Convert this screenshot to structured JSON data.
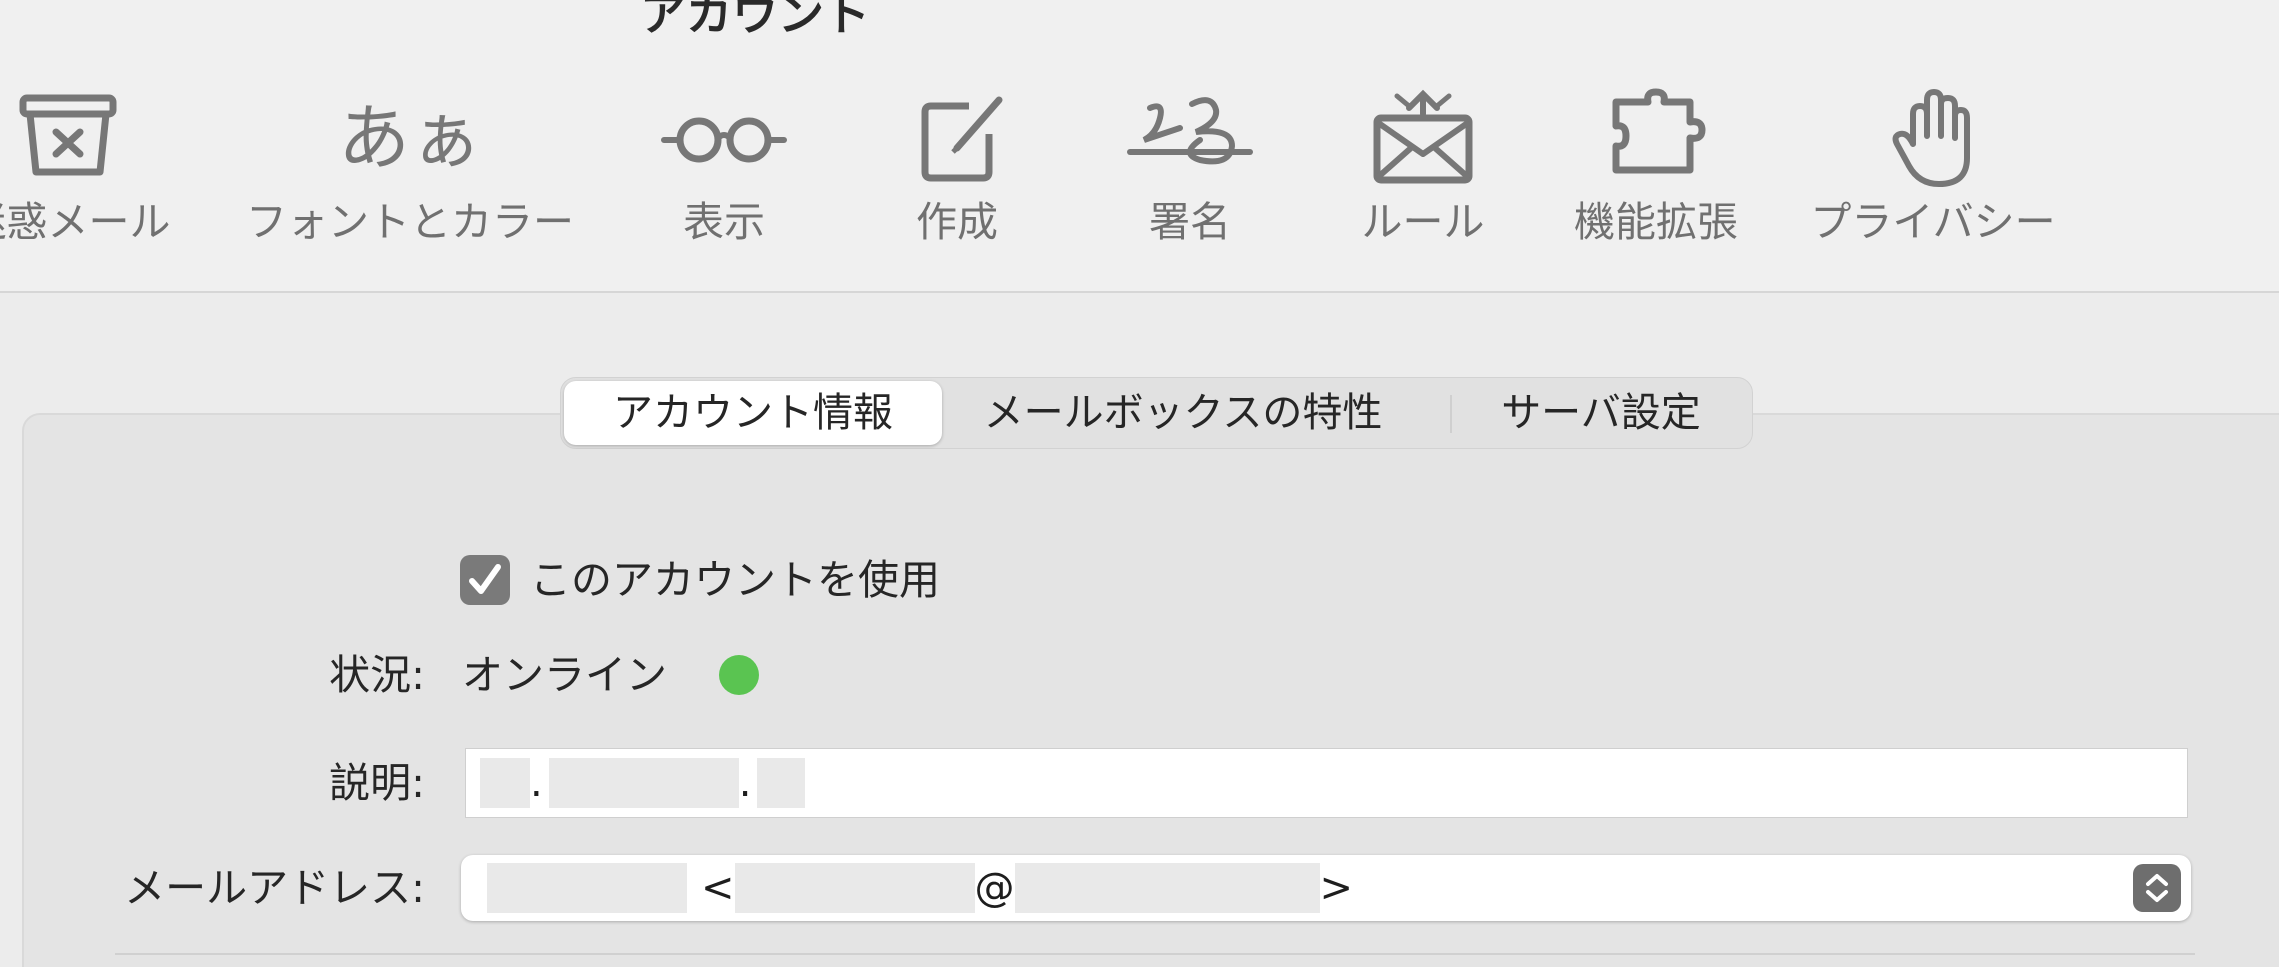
{
  "window": {
    "title": "アカウント"
  },
  "toolbar": {
    "items": [
      {
        "label": "迷惑メール",
        "icon": "junk-mail-icon"
      },
      {
        "label": "フォントとカラー",
        "icon": "fonts-colors-icon",
        "glyph": "あぁ"
      },
      {
        "label": "表示",
        "icon": "glasses-icon"
      },
      {
        "label": "作成",
        "icon": "compose-icon"
      },
      {
        "label": "署名",
        "icon": "signature-icon"
      },
      {
        "label": "ルール",
        "icon": "rules-icon"
      },
      {
        "label": "機能拡張",
        "icon": "puzzle-icon"
      },
      {
        "label": "プライバシー",
        "icon": "hand-icon"
      }
    ]
  },
  "tabs": {
    "items": [
      {
        "label": "アカウント情報",
        "selected": true
      },
      {
        "label": "メールボックスの特性",
        "selected": false
      },
      {
        "label": "サーバ設定",
        "selected": false
      }
    ]
  },
  "account": {
    "enable_label": "このアカウントを使用",
    "enabled": true,
    "status_label": "状況:",
    "status_value": "オンライン",
    "status_color": "#5ac451",
    "description_label": "説明:",
    "description_value_visible": [
      ".",
      "."
    ],
    "email_label": "メールアドレス:",
    "email_value_visible": [
      "<",
      "@",
      ">"
    ]
  },
  "colors": {
    "checkbox": "#7a7a7a",
    "toolbar_bg": "#f0f0f0",
    "panel_bg": "#e4e4e4"
  }
}
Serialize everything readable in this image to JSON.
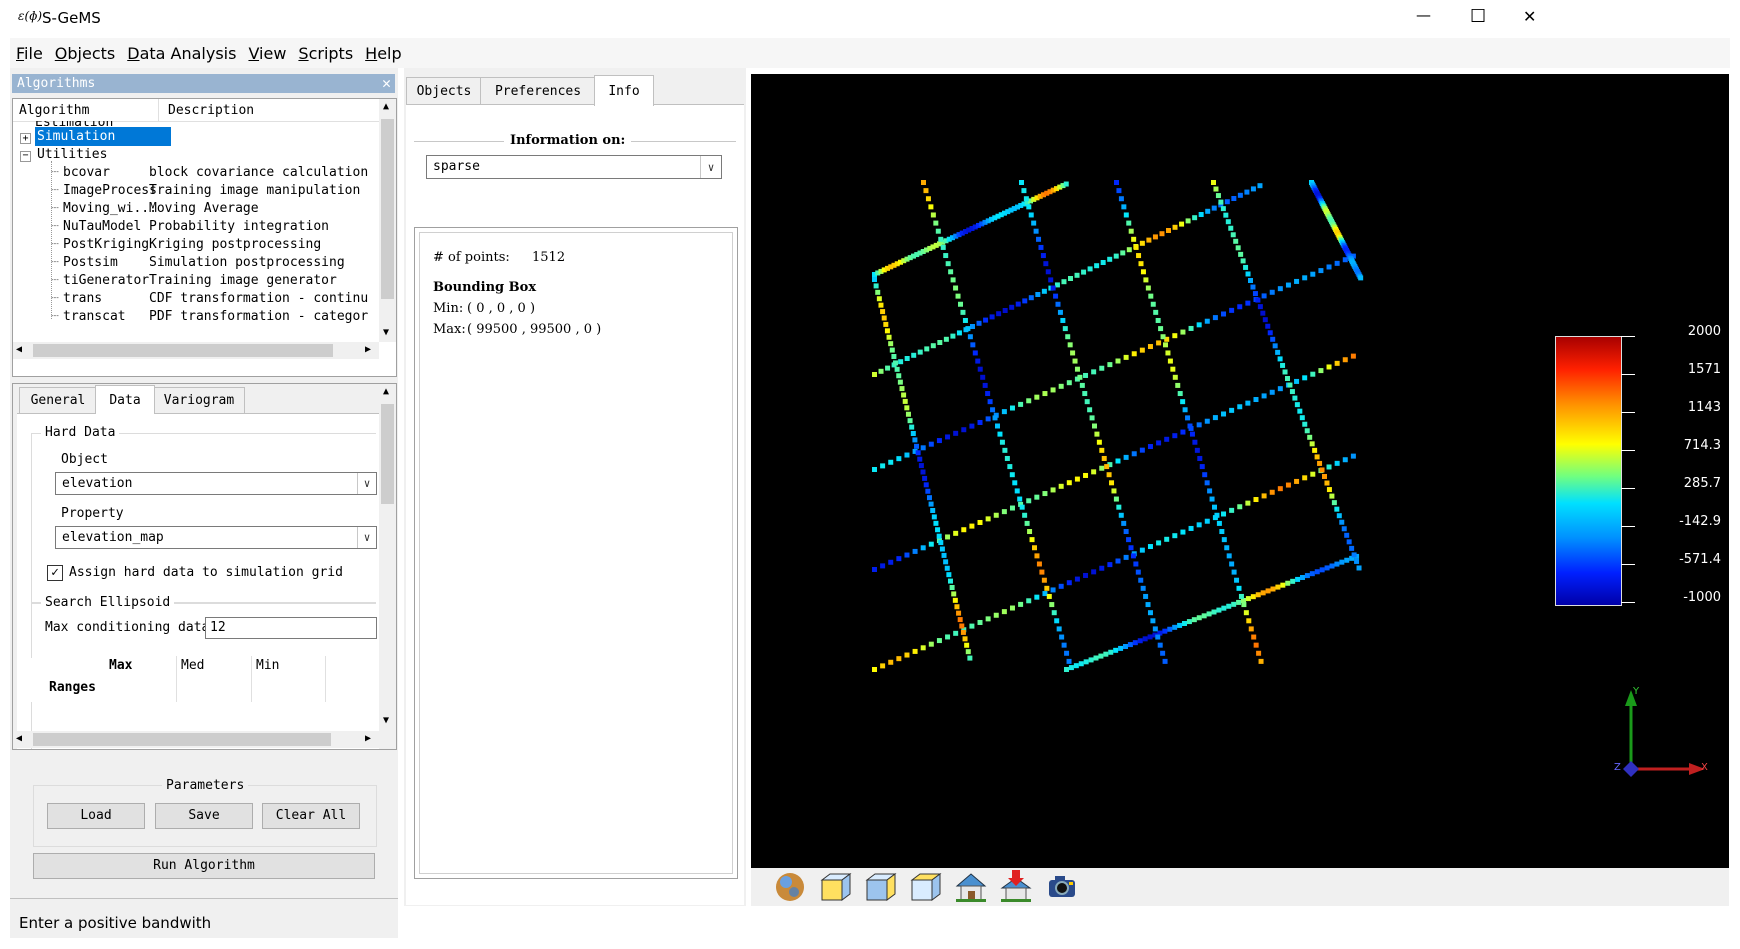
{
  "window": {
    "app_icon_text": "ɛ(ɸ)",
    "title": "S-GeMS",
    "minimize": "—",
    "maximize": "☐",
    "close": "✕"
  },
  "menu": [
    "File",
    "Objects",
    "Data Analysis",
    "View",
    "Scripts",
    "Help"
  ],
  "algorithms_panel": {
    "title": "Algorithms",
    "close": "✕",
    "columns": [
      "Algorithm",
      "Description"
    ],
    "rows": [
      {
        "name": "Estimation",
        "desc": "",
        "kind": "cut"
      },
      {
        "name": "Simulation",
        "desc": "",
        "kind": "selected"
      },
      {
        "name": "Utilities",
        "desc": "",
        "kind": "expanded"
      },
      {
        "name": "bcovar",
        "desc": "block covariance calculation"
      },
      {
        "name": "ImageProcess",
        "desc": "Training image manipulation"
      },
      {
        "name": "Moving_wi...",
        "desc": "Moving Average"
      },
      {
        "name": "NuTauModel",
        "desc": "Probability integration"
      },
      {
        "name": "PostKriging",
        "desc": "Kriging postprocessing"
      },
      {
        "name": "Postsim",
        "desc": "Simulation postprocessing"
      },
      {
        "name": "tiGenerator",
        "desc": "Training image generator"
      },
      {
        "name": "trans",
        "desc": "CDF transformation - continu"
      },
      {
        "name": "transcat",
        "desc": "PDF transformation - categor"
      }
    ]
  },
  "param_tabs": [
    "General",
    "Data",
    "Variogram"
  ],
  "hard_data": {
    "legend": "Hard Data",
    "object_label": "Object",
    "object_value": "elevation",
    "property_label": "Property",
    "property_value": "elevation_map",
    "assign_label": "Assign hard data to simulation grid",
    "assign_checked": true
  },
  "search_ellipsoid": {
    "legend": "Search Ellipsoid",
    "max_cond_label": "Max conditioning data",
    "max_cond_value": "12",
    "headers": [
      "Max",
      "Med",
      "Min"
    ],
    "row_label": "Ranges"
  },
  "parameters": {
    "legend": "Parameters",
    "load": "Load",
    "save": "Save",
    "clear_all": "Clear All",
    "run": "Run Algorithm"
  },
  "status_bar": "Enter a positive bandwith",
  "right_tabs": [
    "Objects",
    "Preferences",
    "Info"
  ],
  "info": {
    "header": "Information on:",
    "object": "sparse",
    "points_label": "# of points:",
    "points_value": "1512",
    "bbox_label": "Bounding Box",
    "min_label": "Min:",
    "min_value": "( 0 , 0 , 0 )",
    "max_label": "Max:",
    "max_value": "( 99500 , 99500 , 0 )"
  },
  "colorbar": {
    "labels": [
      "2000",
      "1571",
      "1143",
      "714.3",
      "285.7",
      "-142.9",
      "-571.4",
      "-1000"
    ]
  },
  "axes": {
    "y": "Y",
    "x": "X",
    "z": "Z"
  },
  "view_toolbar": [
    "globe-icon",
    "cube-front-icon",
    "cube-side-icon",
    "cube-top-icon",
    "home-icon",
    "set-home-icon",
    "snapshot-camera-icon"
  ]
}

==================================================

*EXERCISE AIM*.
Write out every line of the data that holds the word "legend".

*WRITTEN SOLUTION*.
    "legend": "Hard Data",
    "legend": "Search Ellipsoid",
    "legend": "Parameters",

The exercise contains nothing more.